Task to complete: Lines in the entries below where the word "select" shows up should each be copied.

Data supplied:
####################

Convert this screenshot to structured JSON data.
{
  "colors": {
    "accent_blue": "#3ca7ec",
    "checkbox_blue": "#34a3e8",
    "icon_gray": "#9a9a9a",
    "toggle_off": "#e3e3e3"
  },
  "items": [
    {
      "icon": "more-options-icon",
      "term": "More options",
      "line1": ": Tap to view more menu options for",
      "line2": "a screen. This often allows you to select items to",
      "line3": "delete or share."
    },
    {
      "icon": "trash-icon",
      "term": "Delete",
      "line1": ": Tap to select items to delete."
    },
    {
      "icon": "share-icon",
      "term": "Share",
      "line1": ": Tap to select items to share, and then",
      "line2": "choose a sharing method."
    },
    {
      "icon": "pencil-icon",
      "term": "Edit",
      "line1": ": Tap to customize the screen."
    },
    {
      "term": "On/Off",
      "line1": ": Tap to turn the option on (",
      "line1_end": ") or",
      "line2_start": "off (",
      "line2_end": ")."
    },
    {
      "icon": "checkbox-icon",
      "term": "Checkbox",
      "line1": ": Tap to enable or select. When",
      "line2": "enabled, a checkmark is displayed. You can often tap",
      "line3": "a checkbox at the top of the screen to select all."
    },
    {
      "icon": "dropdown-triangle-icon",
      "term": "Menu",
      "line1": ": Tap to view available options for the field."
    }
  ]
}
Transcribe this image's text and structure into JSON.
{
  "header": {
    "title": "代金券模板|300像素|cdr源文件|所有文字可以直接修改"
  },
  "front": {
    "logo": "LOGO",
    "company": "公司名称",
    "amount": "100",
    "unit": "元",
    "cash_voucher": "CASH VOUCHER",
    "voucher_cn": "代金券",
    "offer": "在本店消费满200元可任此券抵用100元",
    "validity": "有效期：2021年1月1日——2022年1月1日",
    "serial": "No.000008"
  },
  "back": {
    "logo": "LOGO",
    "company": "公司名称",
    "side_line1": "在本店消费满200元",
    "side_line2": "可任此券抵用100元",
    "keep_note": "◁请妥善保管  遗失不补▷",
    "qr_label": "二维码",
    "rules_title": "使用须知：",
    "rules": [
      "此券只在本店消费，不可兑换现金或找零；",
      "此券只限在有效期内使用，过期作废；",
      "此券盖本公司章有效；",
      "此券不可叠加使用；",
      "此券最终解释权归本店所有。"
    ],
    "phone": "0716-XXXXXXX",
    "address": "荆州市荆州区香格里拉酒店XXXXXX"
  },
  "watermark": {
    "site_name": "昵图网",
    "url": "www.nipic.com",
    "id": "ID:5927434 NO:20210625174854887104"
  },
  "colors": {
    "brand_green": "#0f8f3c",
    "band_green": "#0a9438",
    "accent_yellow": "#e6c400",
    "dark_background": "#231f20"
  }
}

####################

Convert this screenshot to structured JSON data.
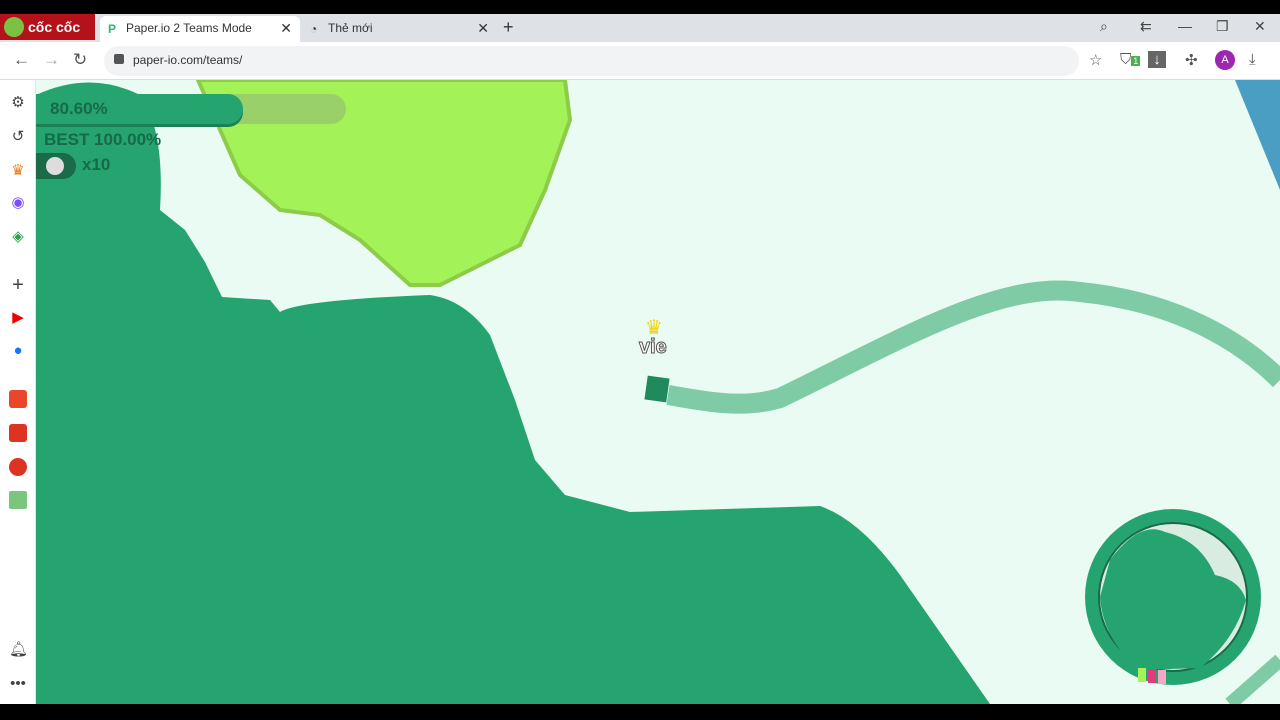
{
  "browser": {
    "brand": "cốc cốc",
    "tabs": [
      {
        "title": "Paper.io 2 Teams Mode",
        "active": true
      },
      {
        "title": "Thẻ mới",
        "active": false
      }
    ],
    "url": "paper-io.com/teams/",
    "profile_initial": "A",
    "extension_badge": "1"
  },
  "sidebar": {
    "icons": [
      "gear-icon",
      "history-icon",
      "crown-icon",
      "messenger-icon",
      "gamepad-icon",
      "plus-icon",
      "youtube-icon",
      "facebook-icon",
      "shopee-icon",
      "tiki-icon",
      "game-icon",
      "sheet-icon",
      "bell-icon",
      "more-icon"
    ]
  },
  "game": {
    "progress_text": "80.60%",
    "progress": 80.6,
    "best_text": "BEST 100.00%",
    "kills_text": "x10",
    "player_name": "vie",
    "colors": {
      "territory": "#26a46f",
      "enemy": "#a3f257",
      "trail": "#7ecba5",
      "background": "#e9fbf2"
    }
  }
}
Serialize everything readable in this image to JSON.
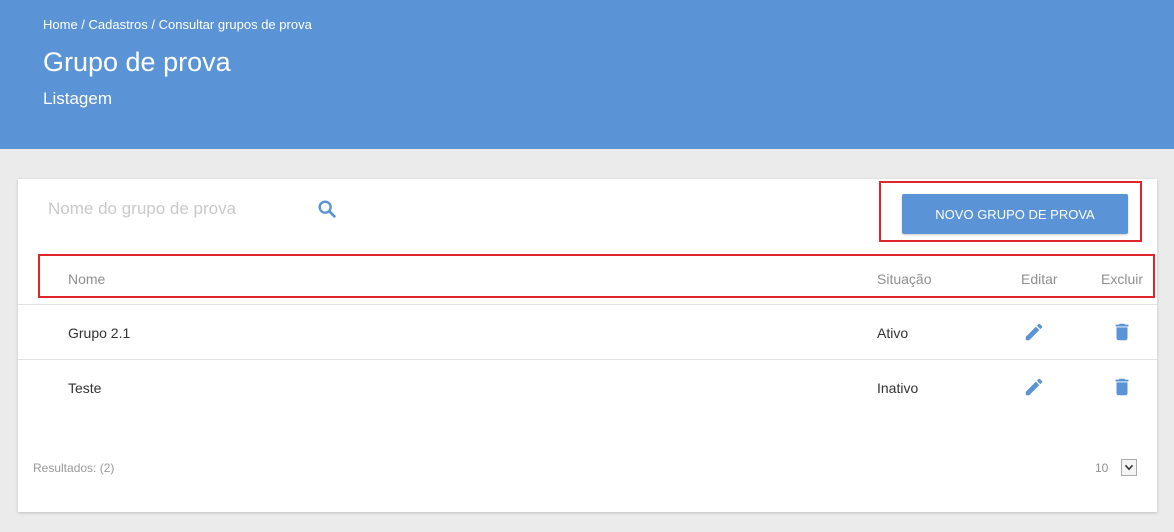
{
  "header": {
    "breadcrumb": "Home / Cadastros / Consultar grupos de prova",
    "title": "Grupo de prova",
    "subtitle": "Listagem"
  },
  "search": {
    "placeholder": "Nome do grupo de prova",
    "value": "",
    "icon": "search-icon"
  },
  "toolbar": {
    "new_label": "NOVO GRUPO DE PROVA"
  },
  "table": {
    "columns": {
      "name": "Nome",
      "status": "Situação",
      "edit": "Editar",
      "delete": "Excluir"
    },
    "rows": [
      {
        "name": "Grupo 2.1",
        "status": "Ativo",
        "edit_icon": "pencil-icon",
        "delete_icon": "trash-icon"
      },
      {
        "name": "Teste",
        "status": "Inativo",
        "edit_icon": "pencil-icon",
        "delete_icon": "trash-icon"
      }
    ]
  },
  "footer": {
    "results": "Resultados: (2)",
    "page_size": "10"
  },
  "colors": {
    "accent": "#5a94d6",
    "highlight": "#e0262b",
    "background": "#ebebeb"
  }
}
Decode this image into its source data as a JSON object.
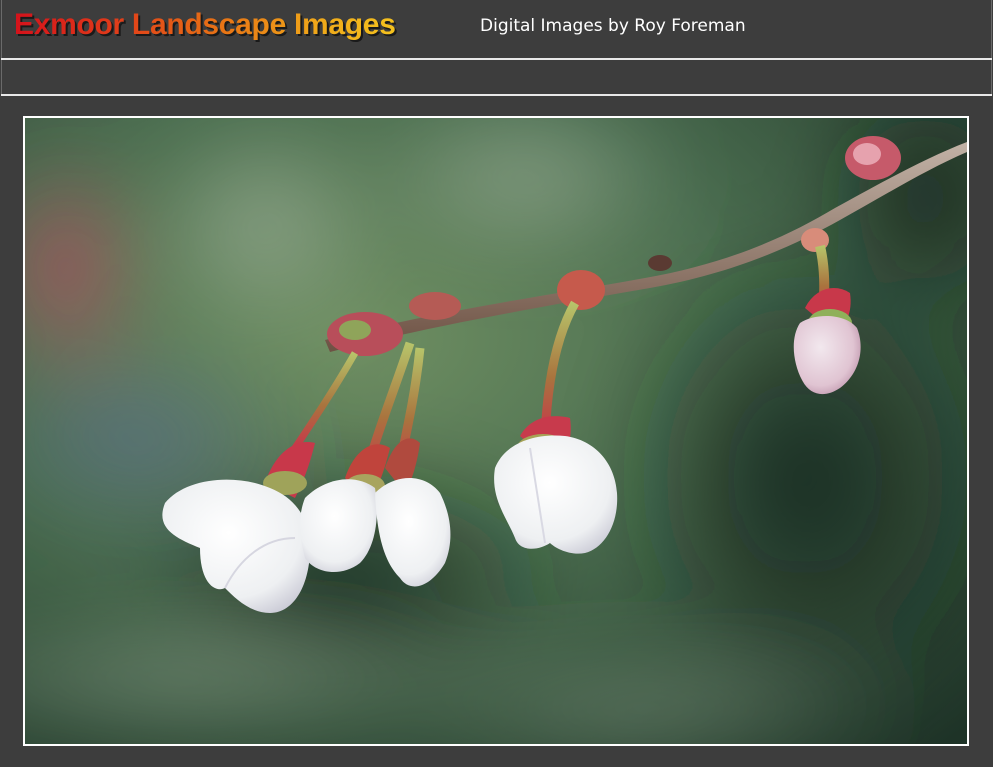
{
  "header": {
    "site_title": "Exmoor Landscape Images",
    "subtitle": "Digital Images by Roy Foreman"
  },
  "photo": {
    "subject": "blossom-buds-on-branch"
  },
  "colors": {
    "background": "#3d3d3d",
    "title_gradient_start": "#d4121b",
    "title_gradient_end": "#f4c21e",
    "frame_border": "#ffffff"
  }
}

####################

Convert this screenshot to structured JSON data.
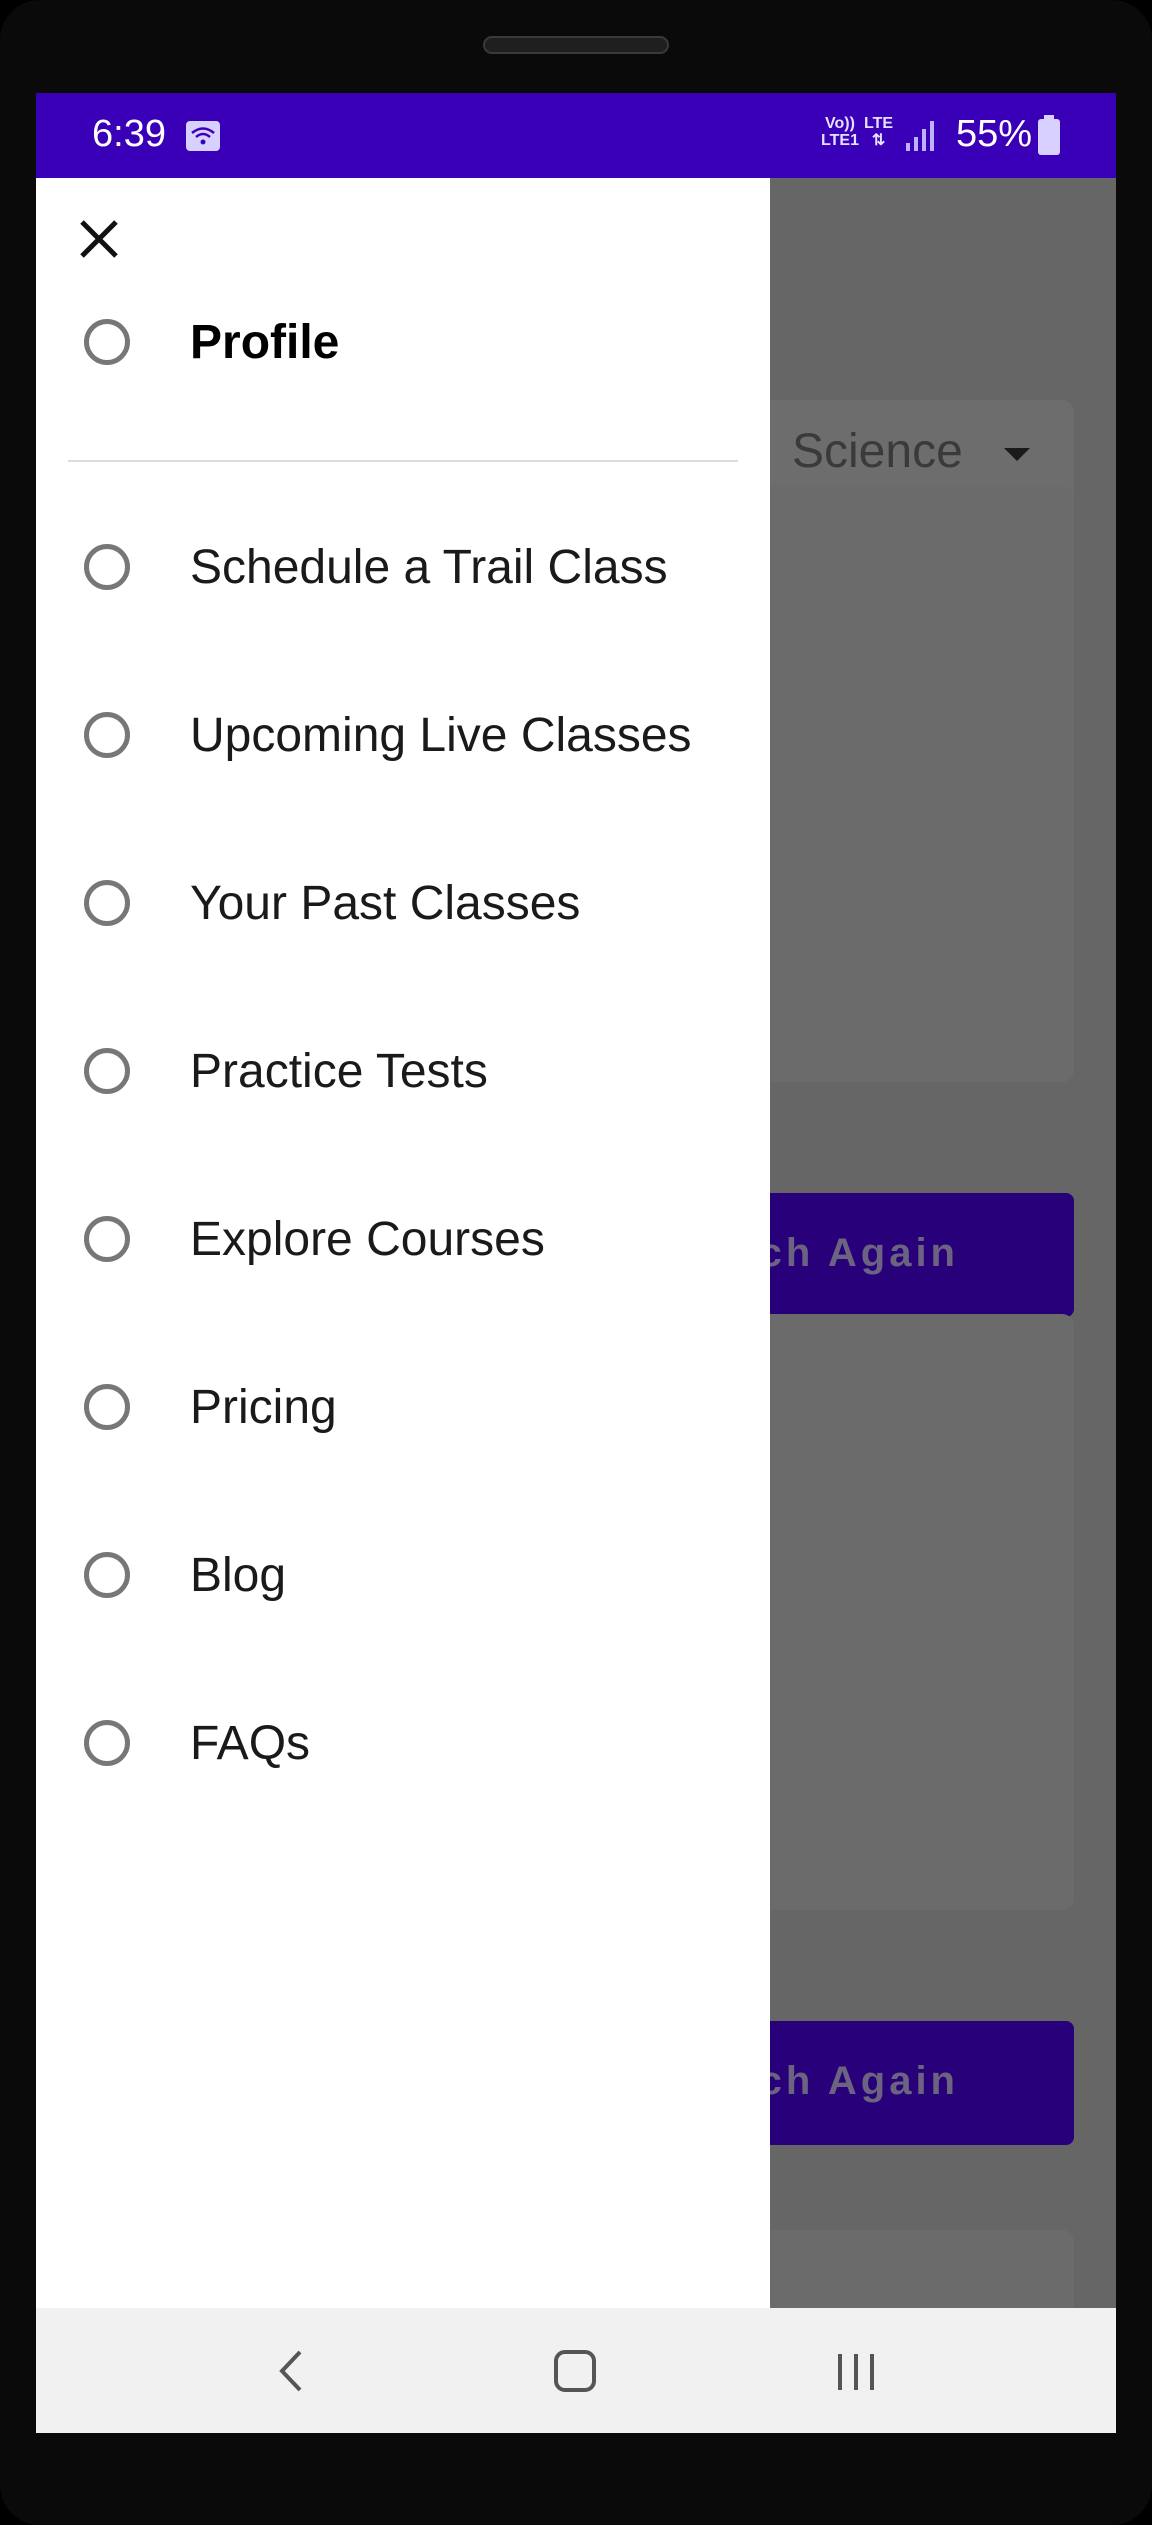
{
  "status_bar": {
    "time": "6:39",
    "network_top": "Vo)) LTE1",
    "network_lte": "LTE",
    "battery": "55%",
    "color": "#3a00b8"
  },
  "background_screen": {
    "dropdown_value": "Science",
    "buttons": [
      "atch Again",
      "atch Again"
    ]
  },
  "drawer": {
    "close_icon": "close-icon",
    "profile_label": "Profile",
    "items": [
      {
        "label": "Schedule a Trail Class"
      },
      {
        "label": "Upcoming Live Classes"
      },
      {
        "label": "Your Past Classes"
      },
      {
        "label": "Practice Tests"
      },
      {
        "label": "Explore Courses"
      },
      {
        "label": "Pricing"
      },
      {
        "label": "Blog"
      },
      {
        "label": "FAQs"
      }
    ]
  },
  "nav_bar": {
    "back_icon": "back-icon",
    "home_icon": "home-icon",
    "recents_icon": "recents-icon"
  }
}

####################

Exercise answer:
      "line2": "a screen. This often allows you to select items to",
      "line1": ": Tap to select items to delete."
      "line1": ": Tap to select items to share, and then",
      "line1": ": Tap to enable or select. When",
      "line3": "a checkbox at the top of the screen to select all."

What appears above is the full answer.